Milward’s prose is fast moving, packed with British slang, purposeful (cute) grammatical errors, and popular culture references, making for fun and light reading at first glance. But we soon find that the novel takes sudden dark turns into the realms of violence, rape, racism, and depression. But as suddenly as these heavier issues arrive, they depart. It is hard to say whether this quick pace is insensitive to these themes, lazy, or clever. Though their brevity strengthens their blows, the darker moments don’t meld with the light, peppy rhythm of the book.
For two pages, Milward tests his reader’s patience in a chapter narrated by Debbie, another friend of Eve’s, who suffers from Dyslexia. The entire thing is written backwards: “sdrawkcab no erew stnap sih yllatnediccA.” Debbie’s Dyslexia is never mentioned again.
The word “apple” is not used once in Richard Milward’s Apples. Could the apples = drugs, sex, boobs, thoughts, or the adolescent characters themselves? Fortunately, there is no apparent lengthy allegory to be pulled from the text based on the Creation theme expected from the characters’ names and the book’s title. Instead, the loaded names and apples function perhaps more as a gentle comical suggestion. Regardless, Milward accomplishes the famous British serious-but-not-serious tone throughout his first novel. The droll but truthful story brings light to the bleak dell of middle-classdom.
Nick Taylor, American-Made: The Enduring Legacy of the WPA: When FDR Put the Nation to Work (Random House, 2008)
These are the circumstances: The nation is in a tailspin. Morale—and the president’s approval ratings—is at a precipitous low. We are stuck in an economic quagmire. Protesters march, pleading for some show of humanity, yet their Republican president refuses to change course, banking on his version of the American Way to save the day. This era is aptly known as The Great Depression.
Though cursed with a somewhat unprepossessing cover, this scholarly book is actually a fascinating, often dramatic account of the life and legacy of the Works Progress Administration (WPA). Nick Taylor’s narrative is fast-paced and vivid, and gives a moving account of how America bootstrapped its way out of that dark economic and psychological place. Starting with the stock market crash of 1929 and the catastrophic, rampant rise in unemployment in the United States, he lays out the miserable route by which the Depression came about—a route riddled with stubborn politicians hopelessly clinging to their failed laissez-faire economic policies and aversion to government intervention.
Enter FDR and his efforts to revive the nation by creating government-sponsored work for laborers and artists alike through the WPA. While recognizing some criticism, Taylor’s sentiments lie with the accomplishments of the WPA—he’s a New Yorker, after all. During its eight-year existence, the WPA built innumerable institutions here, from public pools to LaGuardia Airport. More than that, it “totally changed the relationship between the government and the people.”
The book is not political.
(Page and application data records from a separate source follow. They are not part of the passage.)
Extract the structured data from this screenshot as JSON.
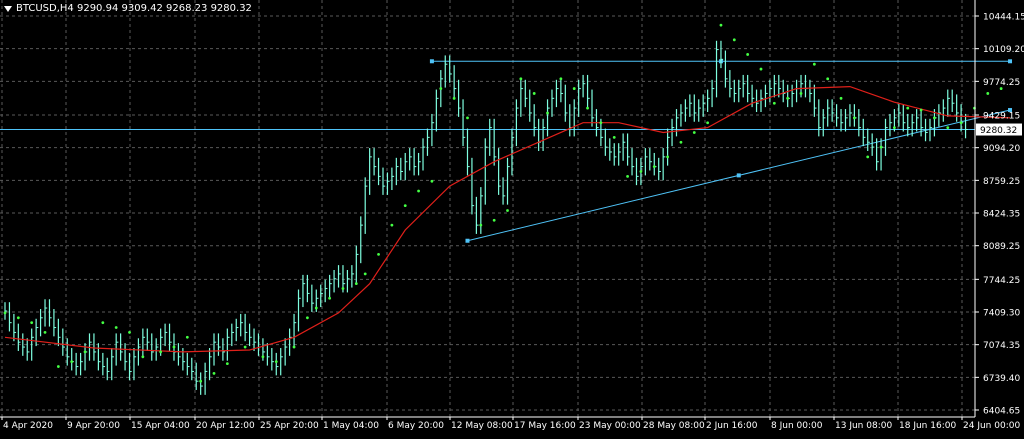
{
  "header": {
    "symbol_line": "BTCUSD,H4  9290.94 9309.42 9268.23 9280.32"
  },
  "colors": {
    "background": "#000000",
    "grid": "#5a5a5a",
    "candles": "#7fffe0",
    "moving_average": "#e0201a",
    "parabolic_sar": "#44ff44",
    "trendline": "#4fc3f7",
    "price_line": "#4fc3f7",
    "axis_text": "#ffffff"
  },
  "chart_data": {
    "type": "line",
    "title": "",
    "symbol": "BTCUSD",
    "timeframe": "H4",
    "ohlc_last": {
      "open": 9290.94,
      "high": 9309.42,
      "low": 9268.23,
      "close": 9280.32
    },
    "current_price_label": "9280.32",
    "ylim": [
      6404.65,
      10600
    ],
    "y_ticks": [
      "10444.15",
      "10109.20",
      "9774.25",
      "9429.15",
      "9094.20",
      "8759.25",
      "8424.35",
      "8089.25",
      "7744.25",
      "7409.30",
      "7074.35",
      "6739.40",
      "6404.65"
    ],
    "x_ticks": [
      "4 Apr 2020",
      "9 Apr 20:00",
      "15 Apr 04:00",
      "20 Apr 12:00",
      "25 Apr 20:00",
      "1 May 04:00",
      "6 May 20:00",
      "12 May 08:00",
      "17 May 16:00",
      "23 May 00:00",
      "28 May 08:00",
      "2 Jun 16:00",
      "8 Jun 00:00",
      "13 Jun 08:00",
      "18 Jun 16:00",
      "24 Jun 00:00"
    ],
    "price_close": [
      7420,
      7300,
      7200,
      7100,
      7050,
      7000,
      7150,
      7250,
      7350,
      7450,
      7350,
      7250,
      7150,
      7050,
      6950,
      6900,
      6850,
      6900,
      7000,
      7100,
      7000,
      6900,
      6850,
      6800,
      6950,
      7100,
      7000,
      6900,
      6800,
      6950,
      7050,
      7150,
      7100,
      7000,
      7050,
      7150,
      7200,
      7100,
      7000,
      6950,
      6900,
      6850,
      6800,
      6700,
      6650,
      6800,
      6950,
      7100,
      7050,
      7000,
      7150,
      7200,
      7250,
      7300,
      7200,
      7150,
      7100,
      7050,
      7000,
      6950,
      6900,
      6850,
      6950,
      7050,
      7150,
      7300,
      7550,
      7700,
      7600,
      7500,
      7550,
      7600,
      7650,
      7700,
      7750,
      7800,
      7700,
      7750,
      7800,
      8000,
      8300,
      8700,
      9000,
      8900,
      8800,
      8700,
      8750,
      8800,
      8900,
      8850,
      8950,
      9000,
      8900,
      8950,
      9100,
      9200,
      9350,
      9600,
      9800,
      9950,
      9850,
      9700,
      9500,
      9200,
      8900,
      8500,
      8300,
      8600,
      9100,
      9300,
      9000,
      8700,
      8600,
      8900,
      9200,
      9500,
      9700,
      9600,
      9450,
      9300,
      9150,
      9300,
      9500,
      9600,
      9700,
      9650,
      9450,
      9300,
      9500,
      9700,
      9750,
      9600,
      9400,
      9300,
      9200,
      9100,
      9050,
      9000,
      9050,
      9150,
      9000,
      8900,
      8800,
      8900,
      9000,
      8950,
      8900,
      8850,
      9000,
      9200,
      9300,
      9400,
      9450,
      9500,
      9550,
      9450,
      9500,
      9550,
      9600,
      9700,
      10100,
      10000,
      9800,
      9700,
      9650,
      9700,
      9750,
      9650,
      9600,
      9550,
      9600,
      9650,
      9700,
      9750,
      9700,
      9650,
      9600,
      9650,
      9700,
      9750,
      9700,
      9650,
      9500,
      9300,
      9400,
      9500,
      9450,
      9400,
      9350,
      9400,
      9450,
      9400,
      9300,
      9200,
      9150,
      9100,
      8950,
      9100,
      9300,
      9350,
      9400,
      9450,
      9350,
      9300,
      9350,
      9400,
      9300,
      9250,
      9300,
      9400,
      9450,
      9500,
      9600,
      9550,
      9450,
      9350,
      9280.32
    ],
    "moving_average": {
      "name": "",
      "values": [
        [
          0,
          7150
        ],
        [
          20,
          7040
        ],
        [
          40,
          7000
        ],
        [
          55,
          7020
        ],
        [
          65,
          7150
        ],
        [
          75,
          7400
        ],
        [
          82,
          7700
        ],
        [
          90,
          8250
        ],
        [
          100,
          8700
        ],
        [
          110,
          8950
        ],
        [
          120,
          9150
        ],
        [
          130,
          9350
        ],
        [
          138,
          9350
        ],
        [
          148,
          9250
        ],
        [
          158,
          9300
        ],
        [
          168,
          9550
        ],
        [
          178,
          9700
        ],
        [
          190,
          9720
        ],
        [
          200,
          9560
        ],
        [
          212,
          9420
        ],
        [
          226,
          9400
        ]
      ]
    },
    "parabolic_sar": {
      "name": "",
      "values": [
        [
          0,
          7400
        ],
        [
          3,
          7350
        ],
        [
          6,
          7300
        ],
        [
          9,
          7200
        ],
        [
          12,
          6850
        ],
        [
          15,
          6900
        ],
        [
          18,
          7000
        ],
        [
          22,
          7300
        ],
        [
          25,
          7250
        ],
        [
          28,
          7200
        ],
        [
          31,
          6950
        ],
        [
          35,
          7000
        ],
        [
          38,
          7050
        ],
        [
          41,
          7150
        ],
        [
          44,
          6700
        ],
        [
          47,
          6780
        ],
        [
          50,
          6880
        ],
        [
          54,
          7050
        ],
        [
          58,
          6950
        ],
        [
          61,
          6900
        ],
        [
          65,
          7050
        ],
        [
          68,
          7350
        ],
        [
          70,
          7450
        ],
        [
          73,
          7550
        ],
        [
          76,
          7650
        ],
        [
          79,
          7700
        ],
        [
          81,
          7800
        ],
        [
          84,
          8000
        ],
        [
          87,
          8300
        ],
        [
          90,
          8500
        ],
        [
          93,
          8650
        ],
        [
          96,
          8750
        ],
        [
          98,
          9700
        ],
        [
          101,
          9600
        ],
        [
          104,
          9400
        ],
        [
          107,
          8300
        ],
        [
          110,
          8350
        ],
        [
          113,
          8450
        ],
        [
          116,
          9800
        ],
        [
          119,
          9650
        ],
        [
          122,
          9450
        ],
        [
          125,
          9800
        ],
        [
          128,
          9700
        ],
        [
          131,
          9500
        ],
        [
          134,
          9350
        ],
        [
          137,
          9200
        ],
        [
          140,
          8800
        ],
        [
          143,
          8850
        ],
        [
          146,
          8900
        ],
        [
          149,
          9000
        ],
        [
          152,
          9150
        ],
        [
          155,
          9250
        ],
        [
          158,
          9350
        ],
        [
          161,
          10350
        ],
        [
          164,
          10200
        ],
        [
          167,
          10050
        ],
        [
          170,
          9900
        ],
        [
          173,
          9550
        ],
        [
          176,
          9600
        ],
        [
          179,
          9650
        ],
        [
          182,
          9950
        ],
        [
          185,
          9800
        ],
        [
          188,
          9600
        ],
        [
          191,
          9400
        ],
        [
          194,
          9000
        ],
        [
          197,
          9100
        ],
        [
          200,
          9300
        ],
        [
          203,
          9500
        ],
        [
          206,
          9480
        ],
        [
          209,
          9400
        ],
        [
          212,
          9300
        ],
        [
          215,
          9350
        ],
        [
          218,
          9500
        ],
        [
          221,
          9650
        ],
        [
          224,
          9700
        ]
      ]
    },
    "trendlines": [
      {
        "name": "",
        "type": "horizontal_resistance",
        "from": [
          96,
          9980
        ],
        "to": [
          226,
          9980
        ]
      },
      {
        "name": "",
        "type": "rising_support",
        "from": [
          104,
          8140
        ],
        "to": [
          226,
          9480
        ]
      }
    ],
    "grid": true,
    "y_axis_position": "right",
    "x_axis_position": "bottom"
  }
}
But it does celebrate the triumphant election of FDR, the democratic candidate in 1932, when contrasting party philosophies regarding what a government owed its citizens meant the difference between life and misery. It will defy anybody to discount the power of a compassionate, intelligent voice that was able to inspire a bedraggled nation—making people remember their own humanity and strength to effect change.